But while organic materials show enormous potential, they present a number of technical challenges, which the Energy Centre is working to overcome.

Vibration is a prolific energy source, which can, through the use of transducers, be converted into electrical energy. Vibrations commonly occur in civil structures, such as buildings or bridges and are usually caused by human traffic, cars, trucks, winds or seismic forces. An example is the Sydney Harbour Bridge, with hundreds of cars, trucks and trains traversing it every day. If for example the vibration of the bridge created 6 point 6 megawatts energy and just 10 percent could be captured, it would mean a renewable source of energy of 660 kilowatts.

The Energy centre is a showcase for the very latest Australian and international research collaboration in saving energy and creating new renewable energy sources. It is finding solutions for us all, in both our homes and industry, in an effort to eliminate greenhouse gas production and stop the clock on climate change.

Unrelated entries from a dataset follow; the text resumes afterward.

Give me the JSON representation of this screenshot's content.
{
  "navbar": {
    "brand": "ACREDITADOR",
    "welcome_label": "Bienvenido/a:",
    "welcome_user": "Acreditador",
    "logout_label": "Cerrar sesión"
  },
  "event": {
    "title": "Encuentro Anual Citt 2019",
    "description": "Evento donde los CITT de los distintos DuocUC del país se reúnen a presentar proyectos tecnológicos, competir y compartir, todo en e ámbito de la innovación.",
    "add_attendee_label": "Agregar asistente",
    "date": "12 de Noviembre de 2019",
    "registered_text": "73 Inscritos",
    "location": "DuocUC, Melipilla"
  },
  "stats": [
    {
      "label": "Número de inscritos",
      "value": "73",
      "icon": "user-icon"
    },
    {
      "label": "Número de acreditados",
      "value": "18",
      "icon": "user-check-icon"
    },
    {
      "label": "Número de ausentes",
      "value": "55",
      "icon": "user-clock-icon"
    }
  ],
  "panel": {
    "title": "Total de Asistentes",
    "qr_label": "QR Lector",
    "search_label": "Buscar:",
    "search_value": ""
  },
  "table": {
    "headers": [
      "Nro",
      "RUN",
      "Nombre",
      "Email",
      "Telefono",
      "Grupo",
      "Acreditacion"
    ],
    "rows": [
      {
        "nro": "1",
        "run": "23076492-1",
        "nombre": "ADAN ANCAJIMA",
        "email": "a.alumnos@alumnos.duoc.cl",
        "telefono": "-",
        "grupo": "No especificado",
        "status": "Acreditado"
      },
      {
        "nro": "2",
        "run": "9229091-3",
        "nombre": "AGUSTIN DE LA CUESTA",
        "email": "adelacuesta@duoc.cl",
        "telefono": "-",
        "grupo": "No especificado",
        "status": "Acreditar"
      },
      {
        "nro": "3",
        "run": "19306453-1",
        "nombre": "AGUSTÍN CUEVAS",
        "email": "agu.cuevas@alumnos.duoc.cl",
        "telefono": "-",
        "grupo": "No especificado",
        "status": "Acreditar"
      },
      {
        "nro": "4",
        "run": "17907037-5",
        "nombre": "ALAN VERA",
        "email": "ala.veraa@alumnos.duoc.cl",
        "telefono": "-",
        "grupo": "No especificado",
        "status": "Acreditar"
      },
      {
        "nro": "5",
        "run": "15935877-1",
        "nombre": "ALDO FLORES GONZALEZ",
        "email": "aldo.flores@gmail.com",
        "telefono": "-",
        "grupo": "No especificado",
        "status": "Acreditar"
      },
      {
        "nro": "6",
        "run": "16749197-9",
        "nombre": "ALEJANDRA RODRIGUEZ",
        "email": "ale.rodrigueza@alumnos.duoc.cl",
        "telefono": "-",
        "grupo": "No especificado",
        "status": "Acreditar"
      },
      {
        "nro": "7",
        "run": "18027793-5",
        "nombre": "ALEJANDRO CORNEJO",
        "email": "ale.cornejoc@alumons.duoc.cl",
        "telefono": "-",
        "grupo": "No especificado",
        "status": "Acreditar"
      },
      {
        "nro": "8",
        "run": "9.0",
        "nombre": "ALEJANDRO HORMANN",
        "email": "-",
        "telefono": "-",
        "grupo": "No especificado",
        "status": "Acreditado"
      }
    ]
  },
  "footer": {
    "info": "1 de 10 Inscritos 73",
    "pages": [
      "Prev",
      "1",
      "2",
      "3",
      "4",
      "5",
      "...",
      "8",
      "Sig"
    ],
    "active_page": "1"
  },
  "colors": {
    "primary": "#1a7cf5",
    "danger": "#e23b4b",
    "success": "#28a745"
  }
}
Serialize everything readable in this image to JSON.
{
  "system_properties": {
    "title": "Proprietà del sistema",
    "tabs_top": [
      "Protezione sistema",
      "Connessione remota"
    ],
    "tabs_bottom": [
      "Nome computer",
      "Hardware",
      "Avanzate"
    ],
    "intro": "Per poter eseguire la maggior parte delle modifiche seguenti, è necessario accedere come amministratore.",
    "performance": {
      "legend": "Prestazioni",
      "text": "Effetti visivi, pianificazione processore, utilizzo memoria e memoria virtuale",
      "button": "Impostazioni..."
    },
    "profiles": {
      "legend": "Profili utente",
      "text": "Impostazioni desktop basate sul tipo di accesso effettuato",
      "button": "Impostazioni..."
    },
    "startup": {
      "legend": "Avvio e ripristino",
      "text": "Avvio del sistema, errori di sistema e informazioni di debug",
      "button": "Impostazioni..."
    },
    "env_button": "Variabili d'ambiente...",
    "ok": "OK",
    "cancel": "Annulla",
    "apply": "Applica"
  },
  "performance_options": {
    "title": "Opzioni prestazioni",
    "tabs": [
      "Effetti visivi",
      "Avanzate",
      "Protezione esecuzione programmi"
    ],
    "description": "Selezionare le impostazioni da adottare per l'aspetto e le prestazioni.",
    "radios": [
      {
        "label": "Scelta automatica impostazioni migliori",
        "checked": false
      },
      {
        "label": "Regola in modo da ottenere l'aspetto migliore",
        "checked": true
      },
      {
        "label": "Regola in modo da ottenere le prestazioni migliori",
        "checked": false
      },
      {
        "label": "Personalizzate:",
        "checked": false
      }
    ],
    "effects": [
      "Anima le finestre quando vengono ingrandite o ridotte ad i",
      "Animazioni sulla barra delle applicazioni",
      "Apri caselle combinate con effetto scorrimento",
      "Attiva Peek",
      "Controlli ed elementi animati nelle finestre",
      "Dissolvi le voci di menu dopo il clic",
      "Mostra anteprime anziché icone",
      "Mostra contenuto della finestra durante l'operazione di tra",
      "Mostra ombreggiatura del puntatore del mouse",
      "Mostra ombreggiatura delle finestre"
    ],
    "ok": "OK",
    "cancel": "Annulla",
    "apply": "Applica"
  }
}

Showcase for energy efficient design

Opened in 2003, the CSIRO Energy Centre set a new benchmark in ecologically sustainable design, showcasing innovative energy generation approaches, building demand reduction and supply options.

Recognised for its sustainable and energy efficient design, the CSIRO Energy Centre was a national finalist in the 2004 Australian Engineering Excellence Awards.

The Energy Centre focuses on reducing energy demand and then meeting that demand through a combination of grid provided electricity and distributed generation using gas and renewables.

Energy conservation measures

The building incorporates a number of active and passive measures to conserve energy. These include:

  • building orientation and layout – maximising natural light and allowing for temperature control throughout seasons
  • building insulation – reducing heating and cooling loads
  • opening windows – allowing for natural ventilation
  • window glass selection – minimising heat build up and maintaining natural light
  • energy efficient air-conditioning system – designed for separate and specific uses in laboratories and office areas
  • outside air economy cycle – making use of outside air for cooling
  • automatic lighting control system – only lights areas that are in use
  • building management system – minimising energy use and maximising efficiency.

The CSIRO Energy Centre in Newcastle, New South Wales, has been designed to maximise light and ventilation and so operate more energy efficiently.

On-site energy generation

The Energy Centre also incorporates an energy generation suite developed for efficiency and to showcase available technologies. These technologies include:

  • a 115 kilowatt photovoltaic system comprising three types of building integrated photovoltaic arrays – monocrystalline and polychrystalline silicon photovoltics and a large titania dye solar cell array
  • a 120 kilowatt gas fired microturbine cogeneration system supplying electricity and hot water
  • a 6 kilowatt integrated wind turbine system comprised of a one kilowatt vertical axis wind turbine and a 5 kilowatt  horizontal axis wind turbines (soon to be installed); and
  • two concentrating solar thermal tower arrays capable of 500 kilowatts and one megawatt thermal output respectively.

Specialised research facilities

The Energy Centre is home to the National Solar Energy Centre, Australia’s leading advanced solar research facility, as well as a number of other specialised laboratories and test facilities, designed and operated by CSIRO. These include: 

Aerial view of the CSIRO Energy Centre,taken from the tower of Solar Field 2, in Newcastle, New South Wales, Australia.

Learn about CSIRO's work in Energy.